(PROVIDED RECORDS begins)
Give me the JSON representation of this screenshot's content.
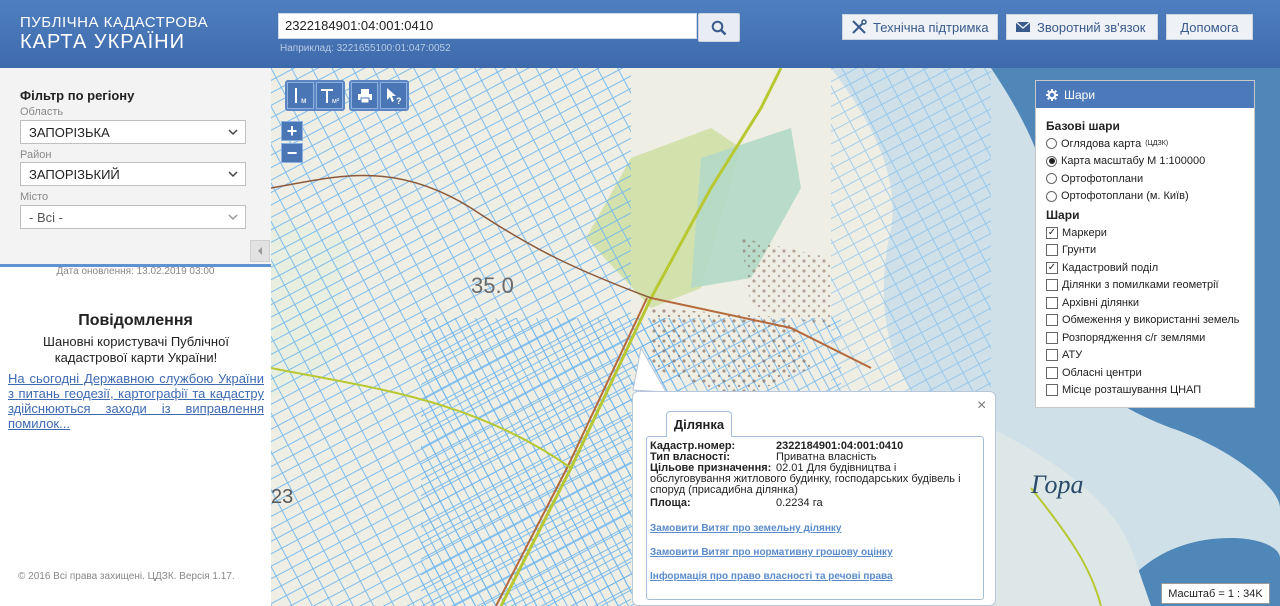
{
  "header": {
    "logo_line1": "ПУБЛІЧНА КАДАСТРОВА",
    "logo_line2": "КАРТА УКРАЇНИ",
    "search_value": "2322184901:04:001:0410",
    "search_hint": "Наприклад: 3221655100:01:047:0052",
    "support_label": "Технічна підтримка",
    "feedback_label": "Зворотний зв'язок",
    "help_label": "Допомога"
  },
  "filter": {
    "title": "Фільтр по регіону",
    "oblast_label": "Область",
    "oblast_value": "ЗАПОРІЗЬКА",
    "rayon_label": "Район",
    "rayon_value": "ЗАПОРІЗЬКИЙ",
    "city_label": "Місто",
    "city_value": "- Всі -"
  },
  "update_date": "Дата оновлення: 13.02.2019 03:00",
  "notice": {
    "title": "Повідомлення",
    "text": "Шановні користувачі Публічної кадастрової карти України!",
    "link": "На сьогодні Державною службою України з питань геодезії, картографії та кадастру здійснюються заходи із виправлення помилок..."
  },
  "footer": "© 2016 Всі права захищені. ЦДЗК. Версія 1.17.",
  "tools": {
    "ruler_sub": "м",
    "area_sub": "м²",
    "print_icon": "printer-icon",
    "info_icon": "pointer-question-icon"
  },
  "zoom": {
    "in": "+",
    "out": "−"
  },
  "layers": {
    "title": "Шари",
    "base_title": "Базові шари",
    "base": [
      {
        "label": "Оглядова карта",
        "sup": "(ЦДЗК)",
        "selected": false
      },
      {
        "label": "Карта масштабу М 1:100000",
        "sup": "",
        "selected": true
      },
      {
        "label": "Ортофотоплани",
        "sup": "",
        "selected": false
      },
      {
        "label": "Ортофотоплани (м. Київ)",
        "sup": "",
        "selected": false
      }
    ],
    "overlay_title": "Шари",
    "overlays": [
      {
        "label": "Маркери",
        "checked": true
      },
      {
        "label": "Грунти",
        "checked": false
      },
      {
        "label": "Кадастровий поділ",
        "checked": true
      },
      {
        "label": "Ділянки з помилками геометрії",
        "checked": false
      },
      {
        "label": "Архівні ділянки",
        "checked": false
      },
      {
        "label": "Обмеження у використанні земель",
        "checked": false
      },
      {
        "label": "Розпорядження с/г землями",
        "checked": false
      },
      {
        "label": "АТУ",
        "checked": false
      },
      {
        "label": "Обласні центри",
        "checked": false
      },
      {
        "label": "Місце розташування ЦНАП",
        "checked": false
      }
    ]
  },
  "popup": {
    "tab": "Ділянка",
    "close": "×",
    "rows": [
      {
        "k": "Кадастр.номер:",
        "v": "2322184901:04:001:0410"
      },
      {
        "k": "Тип власності:",
        "v": "Приватна власність"
      },
      {
        "k": "Цільове призначення:",
        "v": "02.01 Для будівництва і"
      },
      {
        "k": "",
        "v": "обслуговування житлового будинку, господарських будівель і"
      },
      {
        "k": "",
        "v": "споруд (присадибна ділянка)"
      },
      {
        "k": "Площа:",
        "v": "0.2234 га"
      }
    ],
    "links": [
      "Замовити Витяг про земельну ділянку",
      "Замовити Витяг про нормативну грошову оцінку",
      "Інформація про право власності та речові права"
    ]
  },
  "map_labels": {
    "l1": "35.0",
    "l2": "Гора",
    "l3": "23"
  },
  "scale": "Масштаб = 1 : 34K",
  "colors": {
    "header": "#4f7fc0",
    "accent": "#4c79b9",
    "parcel": "#6ab4f0",
    "road": "#b8c832"
  }
}
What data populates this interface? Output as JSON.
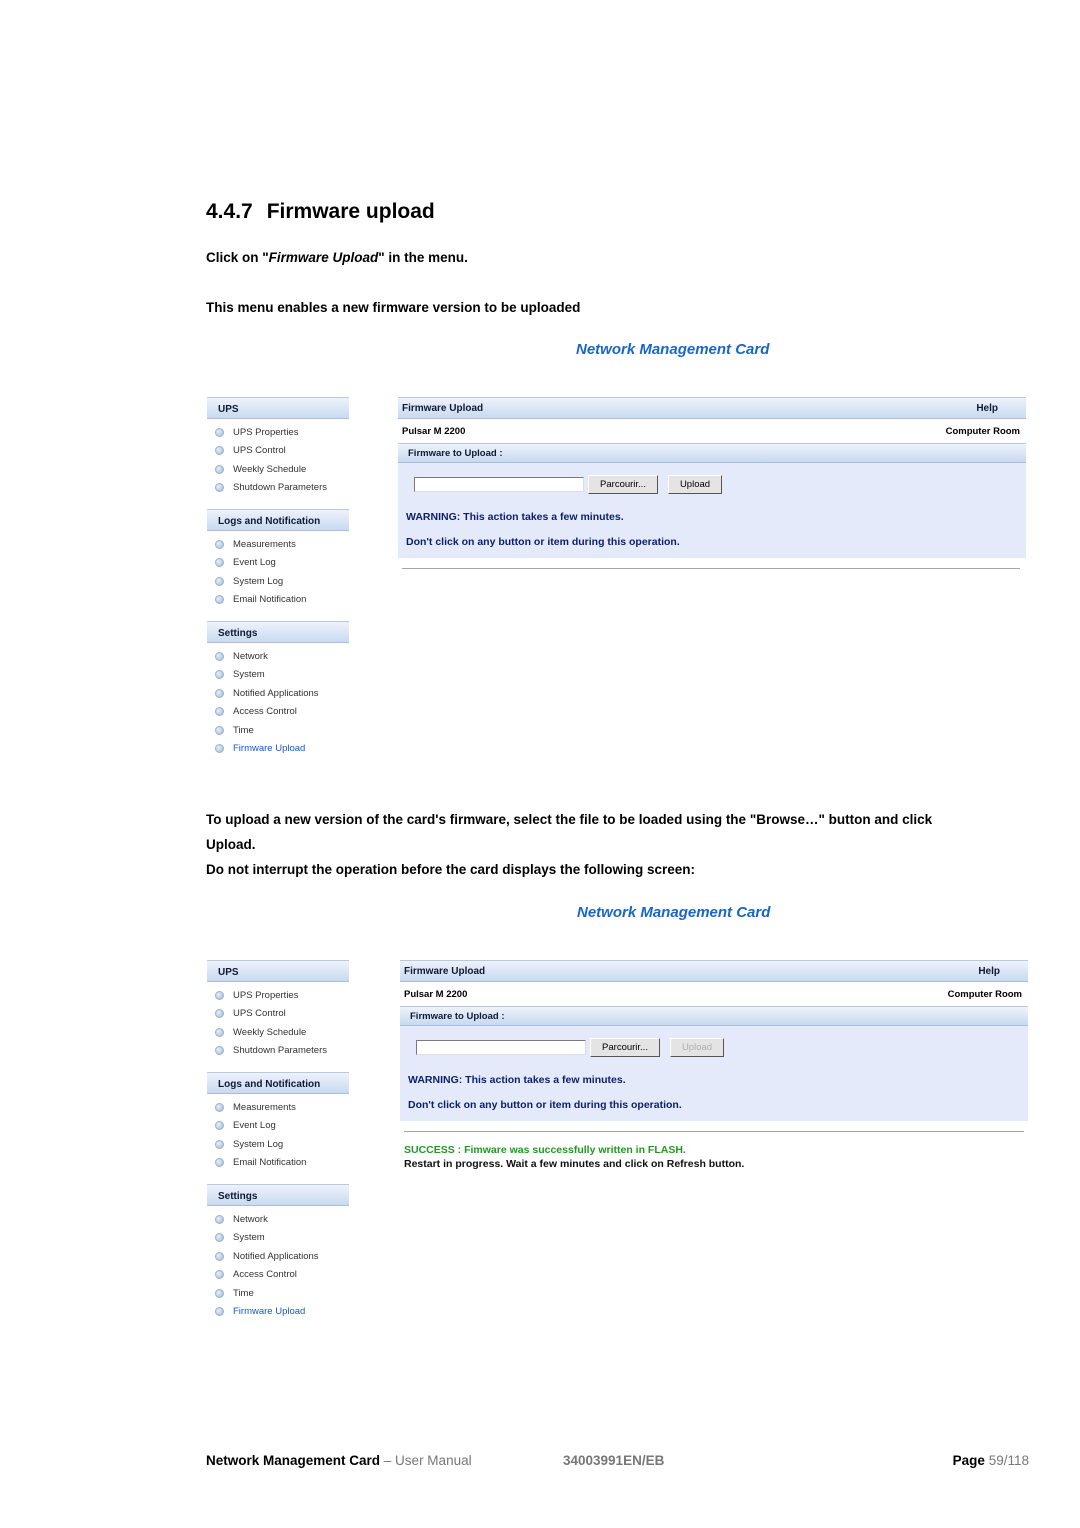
{
  "heading": {
    "number": "4.4.7",
    "title": "Firmware upload"
  },
  "intro": {
    "line1_prefix": "Click on \"",
    "line1_em": "Firmware Upload",
    "line1_suffix": "\" in the menu.",
    "line2": "This menu enables a new firmware version to be uploaded"
  },
  "instructions": {
    "line1": "To upload a new version of the card's firmware, select the file to be loaded using the \"Browse…\" button and click",
    "line2": "Upload.",
    "line3": "Do not interrupt the operation before the card displays the following screen:"
  },
  "screens": [
    {
      "app_title": "Network Management Card",
      "sidebar": [
        {
          "title": "UPS",
          "items": [
            "UPS Properties",
            "UPS Control",
            "Weekly Schedule",
            "Shutdown Parameters"
          ]
        },
        {
          "title": "Logs and Notification",
          "items": [
            "Measurements",
            "Event Log",
            "System Log",
            "Email Notification"
          ]
        },
        {
          "title": "Settings",
          "items": [
            "Network",
            "System",
            "Notified Applications",
            "Access Control",
            "Time",
            "Firmware Upload"
          ]
        }
      ],
      "active_item": "Firmware Upload",
      "page_title": "Firmware Upload",
      "help_label": "Help",
      "device_name": "Pulsar M 2200",
      "location": "Computer Room",
      "section_title": "Firmware to Upload :",
      "file_value": "",
      "browse_label": "Parcourir...",
      "upload_label": "Upload",
      "upload_disabled": false,
      "warning1": "WARNING: This action takes a few minutes.",
      "warning2": "Don't click on any button or item during this operation."
    },
    {
      "app_title": "Network Management Card",
      "sidebar": [
        {
          "title": "UPS",
          "items": [
            "UPS Properties",
            "UPS Control",
            "Weekly Schedule",
            "Shutdown Parameters"
          ]
        },
        {
          "title": "Logs and Notification",
          "items": [
            "Measurements",
            "Event Log",
            "System Log",
            "Email Notification"
          ]
        },
        {
          "title": "Settings",
          "items": [
            "Network",
            "System",
            "Notified Applications",
            "Access Control",
            "Time",
            "Firmware Upload"
          ]
        }
      ],
      "active_item": "Firmware Upload",
      "page_title": "Firmware Upload",
      "help_label": "Help",
      "device_name": "Pulsar M 2200",
      "location": "Computer Room",
      "section_title": "Firmware to Upload :",
      "file_value": "",
      "browse_label": "Parcourir...",
      "upload_label": "Upload",
      "upload_disabled": true,
      "warning1": "WARNING: This action takes a few minutes.",
      "warning2": "Don't click on any button or item during this operation.",
      "success_message": "SUCCESS : Fimware was successfully written in FLASH.",
      "restart_message": "Restart in progress. Wait a few minutes and click on Refresh button."
    }
  ],
  "footer": {
    "product": "Network Management Card",
    "separator_doc": " – User Manual",
    "doc_code": "34003991EN/EB",
    "page_label": "Page",
    "page_number": "59/118"
  },
  "colors": {
    "nmc_title": "#1a66c8",
    "warning_text": "#0a1f6e",
    "success_text": "#1f9a1f",
    "panel_bg": "#e5eafa",
    "active_link": "#1a55d0"
  }
}
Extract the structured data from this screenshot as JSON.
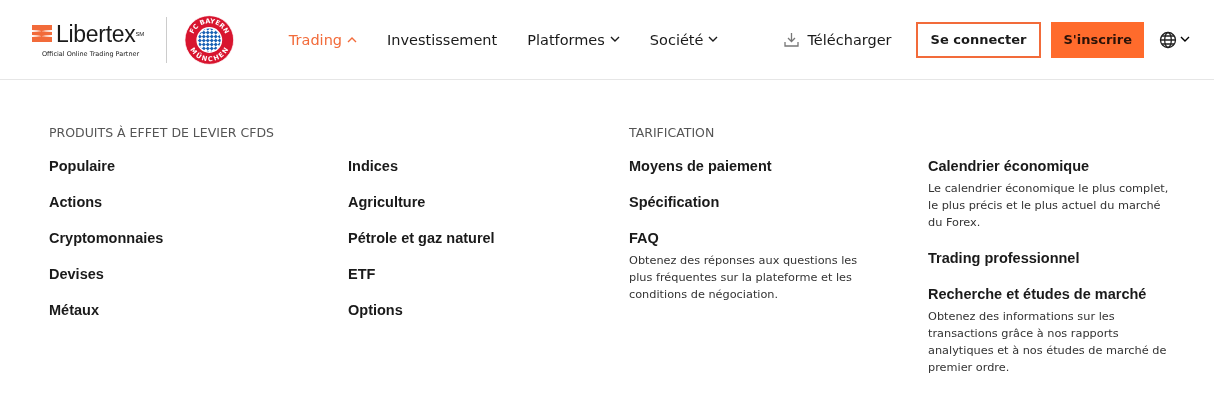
{
  "header": {
    "logo": {
      "name": "Libertex$^{SM}$",
      "tagline": "Official Online Trading Partner"
    },
    "club_badge": {
      "top": "FC BAYERN",
      "bottom": "MÜNCHEN"
    },
    "nav": [
      {
        "label": "Trading",
        "kind": "dropdown",
        "selected": true,
        "expanded": true
      },
      {
        "label": "Investissement",
        "kind": "link",
        "selected": false
      },
      {
        "label": "Platformes",
        "kind": "dropdown",
        "selected": false,
        "expanded": false
      },
      {
        "label": "Société",
        "kind": "dropdown",
        "selected": false,
        "expanded": false
      }
    ],
    "download": "Télécharger",
    "login": "Se connecter",
    "signup": "S'inscrire"
  },
  "menu": [
    {
      "heading": "PRODUITS À EFFET DE LEVIER CFDS",
      "columns": [
        [
          {
            "title": "Populaire"
          },
          {
            "title": "Actions"
          },
          {
            "title": "Cryptomonnaies"
          },
          {
            "title": "Devises"
          },
          {
            "title": "Métaux"
          }
        ],
        [
          {
            "title": "Indices"
          },
          {
            "title": "Agriculture"
          },
          {
            "title": "Pétrole et gaz naturel"
          },
          {
            "title": "ETF"
          },
          {
            "title": "Options"
          }
        ]
      ]
    },
    {
      "heading": "TARIFICATION",
      "columns": [
        [
          {
            "title": "Moyens de paiement"
          },
          {
            "title": "Spécification"
          },
          {
            "title": "FAQ",
            "description": "Obtenez des réponses aux questions les plus fréquentes sur la plateforme et les conditions de négociation."
          }
        ],
        [
          {
            "title": "Calendrier économique",
            "description": "Le calendrier économique le plus complet, le plus précis et le plus actuel du marché du Forex."
          },
          {
            "title": "Trading professionnel"
          },
          {
            "title": "Recherche et études de marché",
            "description": "Obtenez des informations sur les transactions grâce à nos rapports analytiques et à nos études de marché de premier ordre."
          }
        ]
      ]
    }
  ]
}
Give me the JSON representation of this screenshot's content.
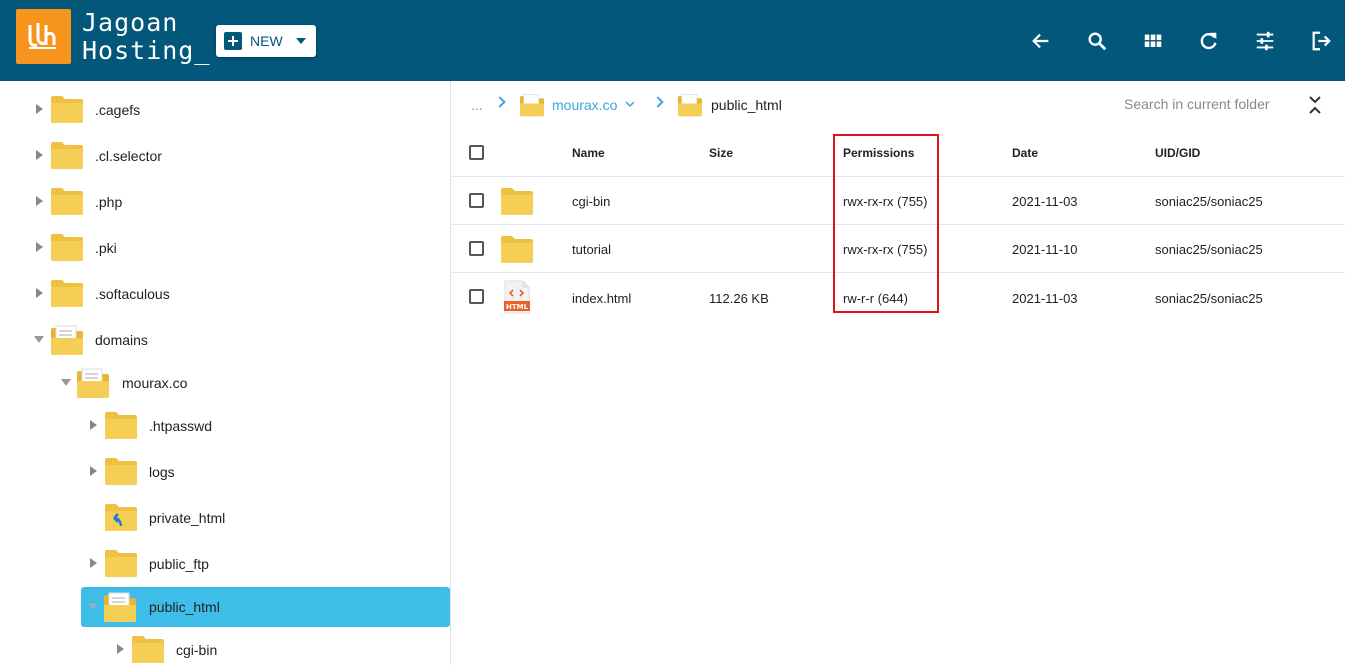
{
  "header": {
    "brand_line1": "Jagoan",
    "brand_line2": "Hosting_",
    "new_label": "NEW",
    "icons": [
      "back-arrow-icon",
      "search-icon",
      "grid-view-icon",
      "refresh-icon",
      "settings-sliders-icon",
      "logout-icon"
    ],
    "bg_color": "#02577a",
    "logo_color": "#f7941d"
  },
  "sidebar": {
    "items": [
      {
        "label": ".cagefs"
      },
      {
        "label": ".cl.selector"
      },
      {
        "label": ".php"
      },
      {
        "label": ".pki"
      },
      {
        "label": ".softaculous"
      },
      {
        "label": "domains"
      },
      {
        "label": "mourax.co"
      },
      {
        "label": ".htpasswd"
      },
      {
        "label": "logs"
      },
      {
        "label": "private_html"
      },
      {
        "label": "public_ftp"
      },
      {
        "label": "public_html"
      },
      {
        "label": "cgi-bin"
      }
    ],
    "selected_color": "#3ebde9"
  },
  "breadcrumb": {
    "dots": "...",
    "domain": "mourax.co",
    "current": "public_html"
  },
  "search": {
    "placeholder": "Search in current folder"
  },
  "table": {
    "headers": {
      "name": "Name",
      "size": "Size",
      "permissions": "Permissions",
      "date": "Date",
      "uid": "UID/GID"
    },
    "rows": [
      {
        "name": "cgi-bin",
        "size": "",
        "permissions": "rwx-rx-rx (755)",
        "date": "2021-11-03",
        "uid": "soniac25/soniac25",
        "type": "folder"
      },
      {
        "name": "tutorial",
        "size": "",
        "permissions": "rwx-rx-rx (755)",
        "date": "2021-11-10",
        "uid": "soniac25/soniac25",
        "type": "folder"
      },
      {
        "name": "index.html",
        "size": "112.26 KB",
        "permissions": "rw-r-r (644)",
        "date": "2021-11-03",
        "uid": "soniac25/soniac25",
        "type": "html"
      }
    ],
    "html_badge": "HTML"
  },
  "highlight_color": "#e0121c"
}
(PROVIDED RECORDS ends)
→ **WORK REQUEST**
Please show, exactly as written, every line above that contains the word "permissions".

→ **TASK SOLUTION**
      "permissions": "Permissions",
        "permissions": "rwx-rx-rx (755)",
        "permissions": "rwx-rx-rx (755)",
        "permissions": "rw-r-r (644)",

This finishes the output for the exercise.